Tuesday, October 04, 2011

Nailing Down the Background

Wildlife photography presents a multitude of challenges.  Locating the subject is only the first step towards making a good photograph.  Light is always of prime consideration, both quality and angle.  So often in our rush to capture the photograph we fail to look beyond the subject to take background into consideration.


This image of a very good Pennsylvania bull illustrates a shot made without consideration of background.  It remains a documentary shot in my archives from the 2010 rut but is a shot that will never hang on a wall. 

A fog background can make for a beautiful almost mystical image while it obscures an otherwise unattractive or distracting background.  The key to making these shots lies in getting close to the subject to minimize the amount of fog between the camera lens and subject.

In this instance the clear blue sky provided an attractive uncluttered background to capture this young bull against.  Shooting up hill is a favored tactic of mine.

Here the same bull poses in a hilltop ravine with the colored foliage on the next ridge providing a soft backdrop.

Shooting a bull elk as he bugles from a hilltop required a low camera angle to place an adjacent hillside into the background. 
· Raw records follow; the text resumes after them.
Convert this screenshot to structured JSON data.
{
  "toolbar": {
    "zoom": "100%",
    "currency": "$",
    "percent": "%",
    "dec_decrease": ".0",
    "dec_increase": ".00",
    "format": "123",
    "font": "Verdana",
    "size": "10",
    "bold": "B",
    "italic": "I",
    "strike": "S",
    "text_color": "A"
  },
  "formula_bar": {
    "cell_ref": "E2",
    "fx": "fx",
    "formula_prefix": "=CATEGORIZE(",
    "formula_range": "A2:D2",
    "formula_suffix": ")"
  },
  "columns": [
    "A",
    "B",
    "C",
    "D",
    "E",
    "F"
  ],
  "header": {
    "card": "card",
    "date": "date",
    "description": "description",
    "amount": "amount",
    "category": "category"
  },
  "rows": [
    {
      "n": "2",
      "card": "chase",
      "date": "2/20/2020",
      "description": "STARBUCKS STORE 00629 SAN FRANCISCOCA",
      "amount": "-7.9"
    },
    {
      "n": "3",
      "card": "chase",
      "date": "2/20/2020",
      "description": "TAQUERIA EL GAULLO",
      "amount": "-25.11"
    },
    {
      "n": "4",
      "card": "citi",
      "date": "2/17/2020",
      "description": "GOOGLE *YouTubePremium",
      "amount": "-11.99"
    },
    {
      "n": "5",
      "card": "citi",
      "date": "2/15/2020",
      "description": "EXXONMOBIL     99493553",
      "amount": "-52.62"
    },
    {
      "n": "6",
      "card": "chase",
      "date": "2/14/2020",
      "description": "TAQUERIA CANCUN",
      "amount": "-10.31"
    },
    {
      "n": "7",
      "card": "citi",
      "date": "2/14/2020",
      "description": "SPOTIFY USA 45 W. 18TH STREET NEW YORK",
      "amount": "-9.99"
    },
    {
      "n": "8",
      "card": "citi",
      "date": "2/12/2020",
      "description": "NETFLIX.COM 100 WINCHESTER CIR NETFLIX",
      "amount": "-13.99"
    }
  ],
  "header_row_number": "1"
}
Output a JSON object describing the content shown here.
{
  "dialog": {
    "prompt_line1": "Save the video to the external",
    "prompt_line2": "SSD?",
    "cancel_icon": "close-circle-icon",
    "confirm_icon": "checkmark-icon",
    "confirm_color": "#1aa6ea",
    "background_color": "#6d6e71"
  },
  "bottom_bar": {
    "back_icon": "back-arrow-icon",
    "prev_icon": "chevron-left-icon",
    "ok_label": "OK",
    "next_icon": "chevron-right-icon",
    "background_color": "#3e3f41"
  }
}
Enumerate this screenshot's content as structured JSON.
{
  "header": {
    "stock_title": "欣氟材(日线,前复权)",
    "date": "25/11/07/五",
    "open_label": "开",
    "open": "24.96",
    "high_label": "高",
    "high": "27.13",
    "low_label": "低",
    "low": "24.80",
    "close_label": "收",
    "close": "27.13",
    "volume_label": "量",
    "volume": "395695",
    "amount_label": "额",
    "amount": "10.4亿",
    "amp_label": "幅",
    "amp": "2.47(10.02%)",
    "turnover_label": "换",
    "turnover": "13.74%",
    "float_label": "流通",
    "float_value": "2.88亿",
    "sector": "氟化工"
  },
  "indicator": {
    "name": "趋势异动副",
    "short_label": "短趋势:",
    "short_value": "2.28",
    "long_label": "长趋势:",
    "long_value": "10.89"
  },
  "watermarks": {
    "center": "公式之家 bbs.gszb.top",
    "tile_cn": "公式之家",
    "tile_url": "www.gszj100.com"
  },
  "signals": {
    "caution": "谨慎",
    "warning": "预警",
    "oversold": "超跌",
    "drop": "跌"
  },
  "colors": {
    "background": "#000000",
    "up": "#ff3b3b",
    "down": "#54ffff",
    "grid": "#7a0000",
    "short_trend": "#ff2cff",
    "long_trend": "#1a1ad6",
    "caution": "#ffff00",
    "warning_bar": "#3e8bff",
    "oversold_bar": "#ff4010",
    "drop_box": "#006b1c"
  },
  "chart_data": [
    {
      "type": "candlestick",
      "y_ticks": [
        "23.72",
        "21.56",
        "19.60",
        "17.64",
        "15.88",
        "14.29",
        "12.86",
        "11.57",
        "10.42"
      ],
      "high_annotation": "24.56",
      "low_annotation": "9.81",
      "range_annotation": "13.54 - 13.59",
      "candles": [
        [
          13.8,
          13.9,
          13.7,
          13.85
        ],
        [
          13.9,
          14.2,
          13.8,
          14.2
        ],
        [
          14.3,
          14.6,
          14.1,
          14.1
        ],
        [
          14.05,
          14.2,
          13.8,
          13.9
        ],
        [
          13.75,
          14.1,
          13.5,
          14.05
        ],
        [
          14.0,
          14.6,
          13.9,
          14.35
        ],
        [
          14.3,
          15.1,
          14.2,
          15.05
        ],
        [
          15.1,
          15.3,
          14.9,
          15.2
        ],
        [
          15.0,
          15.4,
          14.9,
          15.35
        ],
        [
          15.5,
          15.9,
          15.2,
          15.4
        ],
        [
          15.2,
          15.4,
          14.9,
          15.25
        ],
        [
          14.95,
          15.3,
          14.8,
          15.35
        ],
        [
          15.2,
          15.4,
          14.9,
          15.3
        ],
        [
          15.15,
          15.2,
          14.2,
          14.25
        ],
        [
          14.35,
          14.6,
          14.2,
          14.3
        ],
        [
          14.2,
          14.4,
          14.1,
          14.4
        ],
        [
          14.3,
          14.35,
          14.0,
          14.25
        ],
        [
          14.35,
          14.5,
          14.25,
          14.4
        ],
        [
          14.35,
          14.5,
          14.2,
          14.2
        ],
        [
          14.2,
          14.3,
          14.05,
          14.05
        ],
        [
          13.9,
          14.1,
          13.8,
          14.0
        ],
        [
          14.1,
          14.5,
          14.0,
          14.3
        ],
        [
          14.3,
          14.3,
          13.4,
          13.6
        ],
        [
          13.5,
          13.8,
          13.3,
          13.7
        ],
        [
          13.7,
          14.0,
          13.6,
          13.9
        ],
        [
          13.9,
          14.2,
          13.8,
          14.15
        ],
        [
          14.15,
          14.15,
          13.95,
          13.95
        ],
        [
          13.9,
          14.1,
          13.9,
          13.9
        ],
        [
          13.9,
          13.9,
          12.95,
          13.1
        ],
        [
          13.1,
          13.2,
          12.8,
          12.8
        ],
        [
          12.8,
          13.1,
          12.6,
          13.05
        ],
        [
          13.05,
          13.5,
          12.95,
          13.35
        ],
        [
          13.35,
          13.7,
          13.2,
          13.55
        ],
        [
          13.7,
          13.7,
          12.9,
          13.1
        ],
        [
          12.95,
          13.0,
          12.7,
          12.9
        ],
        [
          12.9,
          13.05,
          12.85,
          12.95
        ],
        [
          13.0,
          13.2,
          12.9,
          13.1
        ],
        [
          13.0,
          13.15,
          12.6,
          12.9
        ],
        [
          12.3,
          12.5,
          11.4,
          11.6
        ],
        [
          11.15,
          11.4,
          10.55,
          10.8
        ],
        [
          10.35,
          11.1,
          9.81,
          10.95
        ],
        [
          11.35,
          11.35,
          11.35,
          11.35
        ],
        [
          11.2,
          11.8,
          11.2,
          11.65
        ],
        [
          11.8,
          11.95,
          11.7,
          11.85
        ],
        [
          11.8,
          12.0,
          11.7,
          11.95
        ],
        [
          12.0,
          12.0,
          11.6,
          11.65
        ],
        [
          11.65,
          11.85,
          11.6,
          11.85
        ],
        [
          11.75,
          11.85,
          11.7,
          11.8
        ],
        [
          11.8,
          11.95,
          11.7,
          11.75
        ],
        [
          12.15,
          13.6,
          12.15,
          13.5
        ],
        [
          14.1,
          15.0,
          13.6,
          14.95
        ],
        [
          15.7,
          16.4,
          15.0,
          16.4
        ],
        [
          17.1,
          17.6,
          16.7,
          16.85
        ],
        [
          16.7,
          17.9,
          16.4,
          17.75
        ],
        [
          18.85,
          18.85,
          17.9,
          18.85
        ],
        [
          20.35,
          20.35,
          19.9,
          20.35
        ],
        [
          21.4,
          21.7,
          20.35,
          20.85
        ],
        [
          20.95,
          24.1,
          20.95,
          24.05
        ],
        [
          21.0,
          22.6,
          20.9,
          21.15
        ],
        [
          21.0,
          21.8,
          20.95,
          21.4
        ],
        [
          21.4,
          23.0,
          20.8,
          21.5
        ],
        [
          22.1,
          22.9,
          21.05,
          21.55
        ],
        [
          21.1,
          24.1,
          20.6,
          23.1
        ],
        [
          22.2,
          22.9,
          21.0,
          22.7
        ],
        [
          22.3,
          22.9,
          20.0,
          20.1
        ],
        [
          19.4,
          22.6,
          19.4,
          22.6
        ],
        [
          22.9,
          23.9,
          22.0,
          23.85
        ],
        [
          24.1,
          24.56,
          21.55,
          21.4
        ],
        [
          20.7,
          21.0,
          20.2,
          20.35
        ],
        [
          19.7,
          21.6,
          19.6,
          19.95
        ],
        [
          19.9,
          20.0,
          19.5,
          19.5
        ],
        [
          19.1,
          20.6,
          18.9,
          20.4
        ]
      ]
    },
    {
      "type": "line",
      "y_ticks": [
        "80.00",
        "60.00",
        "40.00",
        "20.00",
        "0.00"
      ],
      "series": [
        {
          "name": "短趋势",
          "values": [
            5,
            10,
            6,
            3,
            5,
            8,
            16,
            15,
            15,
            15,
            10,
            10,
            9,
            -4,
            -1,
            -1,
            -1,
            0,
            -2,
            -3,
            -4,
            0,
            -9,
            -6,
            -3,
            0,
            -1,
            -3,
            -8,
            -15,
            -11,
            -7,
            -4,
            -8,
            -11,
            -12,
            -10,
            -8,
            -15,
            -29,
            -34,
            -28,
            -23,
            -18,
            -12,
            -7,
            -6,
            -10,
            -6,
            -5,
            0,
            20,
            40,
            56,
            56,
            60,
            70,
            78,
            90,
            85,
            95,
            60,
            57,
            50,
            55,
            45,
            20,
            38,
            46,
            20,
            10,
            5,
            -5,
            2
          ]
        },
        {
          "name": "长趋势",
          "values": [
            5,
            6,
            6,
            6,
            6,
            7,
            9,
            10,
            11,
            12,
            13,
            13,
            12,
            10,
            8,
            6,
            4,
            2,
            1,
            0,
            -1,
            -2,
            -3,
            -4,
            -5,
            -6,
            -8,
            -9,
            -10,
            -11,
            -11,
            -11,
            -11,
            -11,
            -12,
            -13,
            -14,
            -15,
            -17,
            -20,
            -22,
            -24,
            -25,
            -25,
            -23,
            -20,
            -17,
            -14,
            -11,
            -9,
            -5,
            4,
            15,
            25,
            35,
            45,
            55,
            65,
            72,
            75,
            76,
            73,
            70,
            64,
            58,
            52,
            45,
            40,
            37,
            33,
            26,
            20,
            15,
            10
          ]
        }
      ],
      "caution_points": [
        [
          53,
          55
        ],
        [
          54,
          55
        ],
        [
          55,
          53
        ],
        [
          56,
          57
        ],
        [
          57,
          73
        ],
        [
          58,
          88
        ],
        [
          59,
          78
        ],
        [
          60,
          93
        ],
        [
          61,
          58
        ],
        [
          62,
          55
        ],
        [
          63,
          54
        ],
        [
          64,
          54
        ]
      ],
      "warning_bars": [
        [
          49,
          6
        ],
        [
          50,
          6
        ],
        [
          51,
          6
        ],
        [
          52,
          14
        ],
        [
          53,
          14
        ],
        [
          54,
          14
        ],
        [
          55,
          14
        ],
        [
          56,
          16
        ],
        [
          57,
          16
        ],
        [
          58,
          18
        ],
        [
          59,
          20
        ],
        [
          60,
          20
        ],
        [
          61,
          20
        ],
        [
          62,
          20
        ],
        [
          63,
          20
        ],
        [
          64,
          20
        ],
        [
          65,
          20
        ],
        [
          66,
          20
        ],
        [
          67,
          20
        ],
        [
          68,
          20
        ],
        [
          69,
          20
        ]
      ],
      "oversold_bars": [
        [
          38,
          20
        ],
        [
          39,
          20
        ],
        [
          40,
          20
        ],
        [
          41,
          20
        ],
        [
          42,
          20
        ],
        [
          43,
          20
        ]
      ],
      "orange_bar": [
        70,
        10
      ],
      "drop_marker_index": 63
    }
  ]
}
So many factors come into play when photographing wildlife; subject, pose, lighting, and camera settings.  All of the attention we pay to each of these important items though will be for naught if we don't look beyond the subject and consider the backdrop as well. 
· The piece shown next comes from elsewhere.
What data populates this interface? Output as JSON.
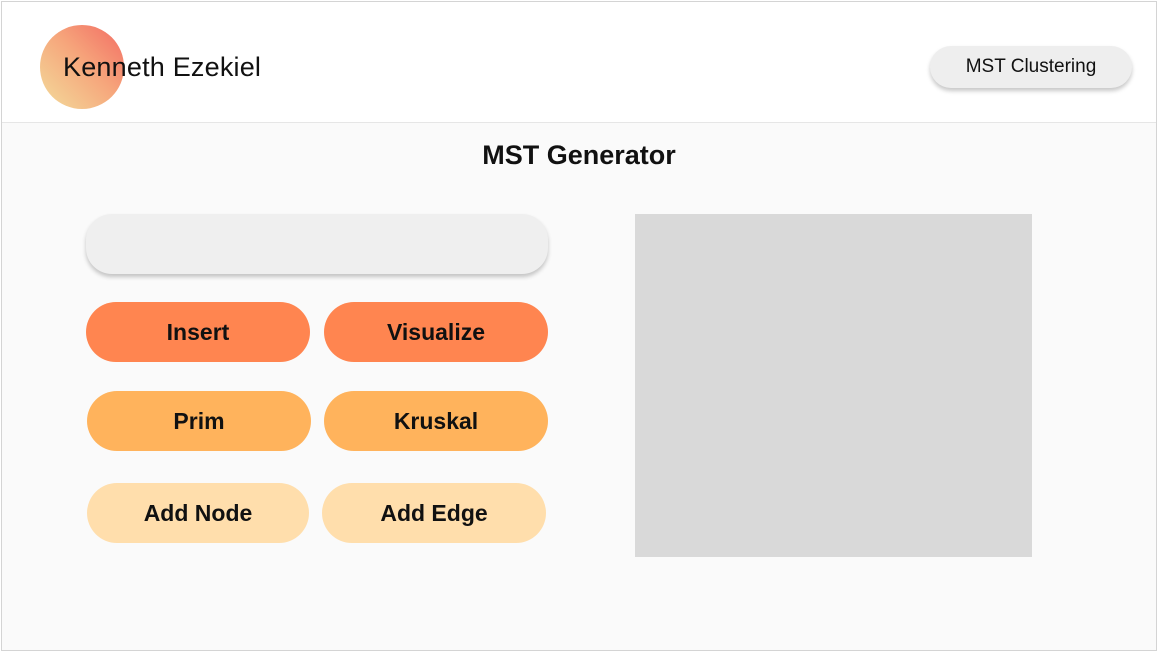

10 comments:

Montanagirl said...

Coy these are just terrific. You are so right about the background considerations when taking photos. Your second to last shot is fantastic, with the softly blurred colored foliage in the background.

Paul in Powell River said...

A well illustrated point, and I agree the second-to-last is fantastic, just barely edging out the last. Well shot!

heyBJK said...

Very nice examples of background selection! It just goes to show you have to learn to see everything in the viewfinder, not just the subject. Then composition comes into play.

Ruth's Photo Blog said...

Wonderful images.

Brad Myers said...

When I commented yesterday somehow I failed to notice that you changed you blog header. It was great how this bull posed for us. I have to admit I don't think you last header can be topped.

I will drop you and Willard an email on when I plan to go to SNP for the rut.

Thanks for the fun week, Brad

Bob Shank said...

Great post, Coy! I am learning, albeit slowly, how to get into position to have good backgrounds in my photographs. The background can make or break a shot!

Meggie said...

While driving to Applefest in Franklin, PA this morning my friends and I talked about going to Elk County to see your beautiful creatures. The foliage up north was more colorful than ours closer to the city. Your eastern foliage looks beautiful also.

Marci said...

Very nice photos, Coy! These are great lessons that I struggle to follow. I can't seem to get close enough to elk when they are in their natural habitat, so I have wires and houses in my backgrounds.

JimB said...

Good lesson! Beautiful images to go with the lesson.

Blair Cessna said...

I enjoyed this blog a lot Coy..Thanks for sharing this wisdom and great captures...